### Description of the task
Type out all the data below, word for word.

*** Opening Record set ***

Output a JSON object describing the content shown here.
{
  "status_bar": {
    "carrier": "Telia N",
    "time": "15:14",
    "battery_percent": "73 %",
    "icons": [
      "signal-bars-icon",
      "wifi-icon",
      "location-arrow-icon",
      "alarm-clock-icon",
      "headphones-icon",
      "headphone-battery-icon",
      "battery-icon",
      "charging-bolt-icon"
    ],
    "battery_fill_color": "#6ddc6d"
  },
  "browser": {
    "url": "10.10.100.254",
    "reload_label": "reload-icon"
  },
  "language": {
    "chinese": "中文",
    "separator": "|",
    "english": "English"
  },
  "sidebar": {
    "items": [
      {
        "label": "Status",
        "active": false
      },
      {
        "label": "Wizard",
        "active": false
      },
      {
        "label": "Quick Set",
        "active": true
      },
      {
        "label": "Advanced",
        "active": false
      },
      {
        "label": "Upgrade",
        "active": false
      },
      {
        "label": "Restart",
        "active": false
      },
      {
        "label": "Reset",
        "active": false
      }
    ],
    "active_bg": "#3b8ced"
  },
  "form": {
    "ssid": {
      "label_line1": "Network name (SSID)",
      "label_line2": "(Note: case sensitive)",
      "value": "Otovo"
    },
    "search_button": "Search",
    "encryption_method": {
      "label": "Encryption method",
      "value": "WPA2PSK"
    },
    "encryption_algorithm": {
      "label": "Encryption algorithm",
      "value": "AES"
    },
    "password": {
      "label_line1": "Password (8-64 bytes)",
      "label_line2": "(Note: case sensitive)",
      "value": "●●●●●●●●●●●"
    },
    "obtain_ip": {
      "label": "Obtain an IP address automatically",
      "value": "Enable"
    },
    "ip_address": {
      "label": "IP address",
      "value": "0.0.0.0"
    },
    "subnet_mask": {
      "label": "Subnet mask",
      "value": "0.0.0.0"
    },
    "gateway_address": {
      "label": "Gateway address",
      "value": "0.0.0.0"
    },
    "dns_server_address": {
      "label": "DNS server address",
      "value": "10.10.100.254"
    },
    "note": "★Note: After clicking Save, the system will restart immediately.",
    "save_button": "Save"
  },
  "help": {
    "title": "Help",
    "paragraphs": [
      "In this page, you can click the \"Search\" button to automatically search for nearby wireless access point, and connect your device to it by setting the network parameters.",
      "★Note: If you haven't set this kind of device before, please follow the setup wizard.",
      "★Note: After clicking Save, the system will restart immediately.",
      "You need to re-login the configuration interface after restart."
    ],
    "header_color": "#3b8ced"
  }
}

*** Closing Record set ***

### Exercise answer
Output a JSON object describing the content shown here.
{
  "status_bar": {
    "carrier": "Telia N",
    "time": "15:14",
    "battery_percent": "73 %",
    "icons": [
      "signal-bars-icon",
      "wifi-icon",
      "location-arrow-icon",
      "alarm-clock-icon",
      "headphones-icon",
      "headphone-battery-icon",
      "battery-icon",
      "charging-bolt-icon"
    ],
    "battery_fill_color": "#6ddc6d"
  },
  "browser": {
    "url": "10.10.100.254",
    "reload_label": "reload-icon"
  },
  "language": {
    "chinese": "中文",
    "separator": "|",
    "english": "English"
  },
  "sidebar": {
    "items": [
      {
        "label": "Status",
        "active": false
      },
      {
        "label": "Wizard",
        "active": false
      },
      {
        "label": "Quick Set",
        "active": true
      },
      {
        "label": "Advanced",
        "active": false
      },
      {
        "label": "Upgrade",
        "active": false
      },
      {
        "label": "Restart",
        "active": false
      },
      {
        "label": "Reset",
        "active": false
      }
    ],
    "active_bg": "#3b8ced"
  },
  "form": {
    "ssid": {
      "label_line1": "Network name (SSID)",
      "label_line2": "(Note: case sensitive)",
      "value": "Otovo"
    },
    "search_button": "Search",
    "encryption_method": {
      "label": "Encryption method",
      "value": "WPA2PSK"
    },
    "encryption_algorithm": {
      "label": "Encryption algorithm",
      "value": "AES"
    },
    "password": {
      "label_line1": "Password (8-64 bytes)",
      "label_line2": "(Note: case sensitive)",
      "value": "●●●●●●●●●●●"
    },
    "obtain_ip": {
      "label": "Obtain an IP address automatically",
      "value": "Enable"
    },
    "ip_address": {
      "label": "IP address",
      "value": "0.0.0.0"
    },
    "subnet_mask": {
      "label": "Subnet mask",
      "value": "0.0.0.0"
    },
    "gateway_address": {
      "label": "Gateway address",
      "value": "0.0.0.0"
    },
    "dns_server_address": {
      "label": "DNS server address",
      "value": "10.10.100.254"
    },
    "note": "★Note: After clicking Save, the system will restart immediately.",
    "save_button": "Save"
  },
  "help": {
    "title": "Help",
    "paragraphs": [
      "In this page, you can click the \"Search\" button to automatically search for nearby wireless access point, and connect your device to it by setting the network parameters.",
      "★Note: If you haven't set this kind of device before, please follow the setup wizard.",
      "★Note: After clicking Save, the system will restart immediately.",
      "You need to re-login the configuration interface after restart."
    ],
    "header_color": "#3b8ced"
  }
}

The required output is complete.